A briefing note for MPs prepared from government statistics shows that housing starts and completions have increased from the lows observed in late 2008 and early 2009 but remain below the levels they were at before the recession of a decade ago.
Citing figures from the Ministry of Housing, Communities and Local Government, the briefing note prepared by the House of Commons library says there were 36,630 house building starts in England in the first quarter of this year - the most recent data available.
This was a nine per cent decrease compared with the previous quarter, and a also a nine per cent decrease compared with the same quarter of 2018.

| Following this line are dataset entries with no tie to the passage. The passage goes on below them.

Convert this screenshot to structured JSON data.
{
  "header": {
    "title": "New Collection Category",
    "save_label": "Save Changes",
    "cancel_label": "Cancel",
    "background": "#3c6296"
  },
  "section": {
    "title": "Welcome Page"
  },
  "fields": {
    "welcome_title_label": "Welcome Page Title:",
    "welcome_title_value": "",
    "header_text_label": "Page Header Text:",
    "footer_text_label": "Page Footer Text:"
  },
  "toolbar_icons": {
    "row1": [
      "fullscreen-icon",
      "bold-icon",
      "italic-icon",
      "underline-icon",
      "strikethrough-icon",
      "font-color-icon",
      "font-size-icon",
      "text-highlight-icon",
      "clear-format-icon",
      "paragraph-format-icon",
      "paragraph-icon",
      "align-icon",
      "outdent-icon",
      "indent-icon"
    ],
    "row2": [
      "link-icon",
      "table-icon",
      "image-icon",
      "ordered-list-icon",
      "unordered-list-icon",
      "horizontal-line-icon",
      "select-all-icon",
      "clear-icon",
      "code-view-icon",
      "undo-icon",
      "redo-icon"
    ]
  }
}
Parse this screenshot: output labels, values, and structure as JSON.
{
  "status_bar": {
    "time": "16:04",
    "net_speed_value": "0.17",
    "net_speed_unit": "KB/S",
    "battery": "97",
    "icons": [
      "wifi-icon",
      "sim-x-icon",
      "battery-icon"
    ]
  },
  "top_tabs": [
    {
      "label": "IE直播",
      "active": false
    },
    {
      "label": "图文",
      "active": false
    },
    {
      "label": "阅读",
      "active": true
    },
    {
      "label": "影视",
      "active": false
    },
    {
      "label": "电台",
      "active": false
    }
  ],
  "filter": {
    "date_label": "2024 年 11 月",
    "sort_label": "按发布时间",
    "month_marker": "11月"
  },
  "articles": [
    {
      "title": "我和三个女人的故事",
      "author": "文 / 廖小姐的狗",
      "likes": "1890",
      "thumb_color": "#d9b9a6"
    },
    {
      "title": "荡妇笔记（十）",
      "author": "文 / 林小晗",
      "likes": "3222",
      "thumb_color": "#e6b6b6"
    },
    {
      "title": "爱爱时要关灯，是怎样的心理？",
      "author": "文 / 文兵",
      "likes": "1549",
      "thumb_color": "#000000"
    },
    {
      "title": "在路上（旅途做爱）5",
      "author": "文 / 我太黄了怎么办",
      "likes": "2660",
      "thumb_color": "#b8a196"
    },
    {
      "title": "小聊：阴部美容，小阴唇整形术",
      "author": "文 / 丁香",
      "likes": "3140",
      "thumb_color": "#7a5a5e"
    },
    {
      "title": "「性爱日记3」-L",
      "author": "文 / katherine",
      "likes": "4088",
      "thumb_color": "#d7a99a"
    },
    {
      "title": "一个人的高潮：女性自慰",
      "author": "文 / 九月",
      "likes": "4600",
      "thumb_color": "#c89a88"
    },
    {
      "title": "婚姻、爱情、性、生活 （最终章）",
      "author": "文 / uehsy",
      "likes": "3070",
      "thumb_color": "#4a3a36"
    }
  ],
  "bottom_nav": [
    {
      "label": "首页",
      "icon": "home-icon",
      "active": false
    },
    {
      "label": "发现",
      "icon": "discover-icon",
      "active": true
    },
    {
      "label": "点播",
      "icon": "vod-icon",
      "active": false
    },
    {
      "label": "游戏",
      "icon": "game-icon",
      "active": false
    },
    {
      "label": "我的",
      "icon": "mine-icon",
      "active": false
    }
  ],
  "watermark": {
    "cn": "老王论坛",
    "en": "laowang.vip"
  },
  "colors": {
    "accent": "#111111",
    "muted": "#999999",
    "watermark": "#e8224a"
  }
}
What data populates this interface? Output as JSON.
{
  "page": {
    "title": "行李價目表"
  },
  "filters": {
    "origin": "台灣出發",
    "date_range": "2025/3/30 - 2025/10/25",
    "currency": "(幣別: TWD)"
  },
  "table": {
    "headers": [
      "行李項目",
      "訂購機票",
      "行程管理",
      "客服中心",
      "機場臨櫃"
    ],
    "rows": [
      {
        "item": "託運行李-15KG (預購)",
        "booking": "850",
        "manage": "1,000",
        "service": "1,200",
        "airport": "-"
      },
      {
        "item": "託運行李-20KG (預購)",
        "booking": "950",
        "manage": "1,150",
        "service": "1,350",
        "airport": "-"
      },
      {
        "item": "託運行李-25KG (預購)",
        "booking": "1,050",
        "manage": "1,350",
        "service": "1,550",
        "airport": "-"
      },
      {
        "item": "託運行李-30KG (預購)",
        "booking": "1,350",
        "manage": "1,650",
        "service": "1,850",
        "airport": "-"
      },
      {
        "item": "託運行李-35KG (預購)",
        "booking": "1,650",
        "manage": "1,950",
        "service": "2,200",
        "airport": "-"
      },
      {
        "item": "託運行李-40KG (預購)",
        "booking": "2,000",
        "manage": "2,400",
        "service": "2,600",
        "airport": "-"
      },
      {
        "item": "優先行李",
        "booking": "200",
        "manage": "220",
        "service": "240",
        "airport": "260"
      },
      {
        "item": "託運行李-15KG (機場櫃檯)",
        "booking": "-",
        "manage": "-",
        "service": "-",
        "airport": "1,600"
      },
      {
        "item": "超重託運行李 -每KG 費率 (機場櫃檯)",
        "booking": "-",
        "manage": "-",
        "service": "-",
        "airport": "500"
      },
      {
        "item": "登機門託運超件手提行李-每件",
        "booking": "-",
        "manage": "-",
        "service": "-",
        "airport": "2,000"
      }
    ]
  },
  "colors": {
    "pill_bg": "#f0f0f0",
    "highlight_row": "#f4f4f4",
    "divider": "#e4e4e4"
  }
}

This is above the low of 17,120 in the first quarter of 2009 - when the credit crunch was at its peak - but still below the 48,920 starts recorded in the first quarter of 2007, before the crunch came.
There’s slightly better news on completions: there were 42,870 in the first quarter of this year, which is a one per cent rise from the previous quarter, and a 14 per cent increase compared with the same quarter of 2018.
However, completions remain below the peak of 48,430 in Q1 2007.